This mystery is that through the gospel the Gentiles are heirs together with Israel, members together of one body, and sharers together in the promise in Christ Jesus. –Ephesians 3:6
I was reading this morning in the book of Ephesians, and something stood out to me that I’ve never noticed before.
Paul was a single man, and Paul really, really appreciates marriage. And our churches need to notice constantly both of these things.
For the longest time we’ve mis-read Paul. We’ve thought that Paul was trying to get all the churches that he planted to think that the Jewish law was a bad thing. We got this idea from Martin Luther, that the Law was a burden that was given to break the Israelites into realizing that they can’t keep all of those rules.
But that’s not true at all.
Remember that God gave the Israelites the Torah after He gave them Himself. They had just come out of centuries of slavery in Egypt, and they don’t know how to live. You don’t want to just drop off a bunch of slaves into a foreign country and let them figure out how to live on their own. That’s how we got Australia.
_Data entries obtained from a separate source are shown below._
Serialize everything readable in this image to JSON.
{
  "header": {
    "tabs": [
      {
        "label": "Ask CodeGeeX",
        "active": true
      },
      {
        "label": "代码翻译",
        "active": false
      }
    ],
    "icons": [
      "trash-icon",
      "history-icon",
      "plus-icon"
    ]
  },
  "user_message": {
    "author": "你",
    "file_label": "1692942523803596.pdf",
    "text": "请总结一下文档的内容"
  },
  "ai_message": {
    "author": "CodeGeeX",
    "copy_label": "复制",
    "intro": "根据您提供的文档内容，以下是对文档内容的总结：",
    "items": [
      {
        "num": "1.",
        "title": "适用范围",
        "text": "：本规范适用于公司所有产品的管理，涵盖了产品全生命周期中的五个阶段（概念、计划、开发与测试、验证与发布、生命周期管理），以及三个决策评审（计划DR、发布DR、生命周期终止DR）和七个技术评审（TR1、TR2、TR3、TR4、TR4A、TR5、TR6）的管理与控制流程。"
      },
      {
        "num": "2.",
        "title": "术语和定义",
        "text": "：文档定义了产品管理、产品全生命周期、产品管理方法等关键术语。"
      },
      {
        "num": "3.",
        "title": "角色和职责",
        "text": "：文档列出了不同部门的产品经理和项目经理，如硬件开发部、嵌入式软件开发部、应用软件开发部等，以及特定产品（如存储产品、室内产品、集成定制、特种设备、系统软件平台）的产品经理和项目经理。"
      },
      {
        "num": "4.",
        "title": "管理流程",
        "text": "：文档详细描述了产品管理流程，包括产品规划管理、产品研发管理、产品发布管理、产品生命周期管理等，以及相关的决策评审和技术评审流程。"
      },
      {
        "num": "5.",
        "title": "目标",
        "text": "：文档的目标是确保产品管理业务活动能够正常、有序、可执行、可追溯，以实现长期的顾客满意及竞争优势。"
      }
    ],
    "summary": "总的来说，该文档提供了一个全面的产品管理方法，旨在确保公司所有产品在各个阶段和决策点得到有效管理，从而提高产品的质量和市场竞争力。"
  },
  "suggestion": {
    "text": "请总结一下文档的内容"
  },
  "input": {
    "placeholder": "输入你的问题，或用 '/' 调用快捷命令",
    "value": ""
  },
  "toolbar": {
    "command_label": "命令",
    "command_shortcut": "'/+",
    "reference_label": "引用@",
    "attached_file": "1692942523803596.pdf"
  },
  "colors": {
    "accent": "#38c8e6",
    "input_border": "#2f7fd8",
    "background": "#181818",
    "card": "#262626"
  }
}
See Paul is a good Jewish Rabbi who knows that the law was a gift from God, so why does Paul talk so much about Jewish regulations in his letters? Because Paul is trying to create communities that transcend Jewish and Gentile labels.
He’s trying to create church.
See back in the day, one of the main indicators of a ruler’s power was His ability to create unity in diverse places. This was one of the ways that Caesar “proved” he was Lord. By being able to bring peace, or the Pax Ramona (Peace of Rome) to the world. But the way Rome brought peace was not by forcing unity at the end of a sword.
And Paul is trying to create unity at the foot of the cross.
A Unity Movement
This is what Paul’s ultimate ministry is about. Creating communities of people who have different backgrounds, genders, races, and perspectives but who all can come together to worship the God of Jesus.
And it’s interesting that Paul uses the word “Mystery” to describe this.
Go back and look at Ephesians 1:9, and then go read Paul unpack this idea in Ephesians 2:11-17. The whole goal is to reconcile very different people groups in the name of Jesus for the glory of God. And the way Paul has to do this, is by stripping these different clichés of their ways they used to separate and justify themselves.
See back in that day, people used to try to one-up each other. So people would come to church thinking that there was the “enlightened” and the “primitive-minded” or the “rich” and the “lazy” or the “poor” and the “greedy” or the “religious” and the “Spirit-Filled” or the “intelligent, thoughtful person” and the “charismatic” The single, the single again, and the married…the Jew and the Gentile.
I know it’s hard to imagine, but that was the kind of church Paul was addressing.
That’s the mystery. That somehow people could get over defining themselves over and against another group, and how they were better than someone else, and just define themselves as people who were united and loved by God.
So over and over again in Ephesians, Paul refers to this as a Mystery.
And then He gets to marriage.
And we love to focus on the part of Ephesians 5 that talks about power and submission. We’ve even created camps about who takes what position and how wrong “they” are and how right “we” are.
But that goes against the very spirit of the marriages that Paul is talking about, because it goes against the mystery of the Gospel.
In Ephesians 5, Paul actually calls marriage a profound mystery. In the Greek, he says this is a Mega-Mysterion. It’s something that is hard to explain, even harder to live, but easy to understand when you see it.
Because when a Christian marriage is on, when he’s giving himself fully to her, and she’s giving herself fully to him…they aren’t trying to define themselves as better than the other, or justify their own behavior, they are trying to, in spite all of their differences, reconcile together for the sake of the Gospel.
I don’t know about you, but I’ve seen this time and time again. I’ve preached so many funerals where the husband or wife was saying goodbye to their spouse, and the whole church was moved. I’ve seen what can only be described as a tangible change in the atmosphere when the church gathers to mourn a spouse losing another spouse, and celebrate their faithfulness to one another. There is a holiness that is hard to put into words. It’s is a mystery.
Because there is something so powerful about a marriage that has gone the distance. But it’s more than some kind of Nicolas Sparks romance, according to Paul it is a glimpse of the Gospel.
In a marriage, we are forced to reconcile what previously had been separated.
And this is why I believe marriages in the American church matter for the single person, and the divorced person. Because marriages are a way God reminds his people of the kind of community He is creating. And in this community, you aren’t better than someone else because you aren’t divorced, and you aren’t better than someone else because you happened to get married. You are all being reconciled to the same God, and so we each have to make room for one another.
This is why Paul ends his letter to the Ephesians by saying this:
Pray also for me, that whenever I speak, words may be given me so that I will fearlessly make known the mystery of the gospel, for which I am an ambassador in chains.
What Paul is doing in his chains, he thinks Christian couples are doing in their marriages.
Paul, a single man, appreciates marriage as a symbol of the way to unify everyone.
Divorced people, single people, married people, rich people, poor people, tall people and smart people. Now all people can come together because of the Gospel.
That’s the mystery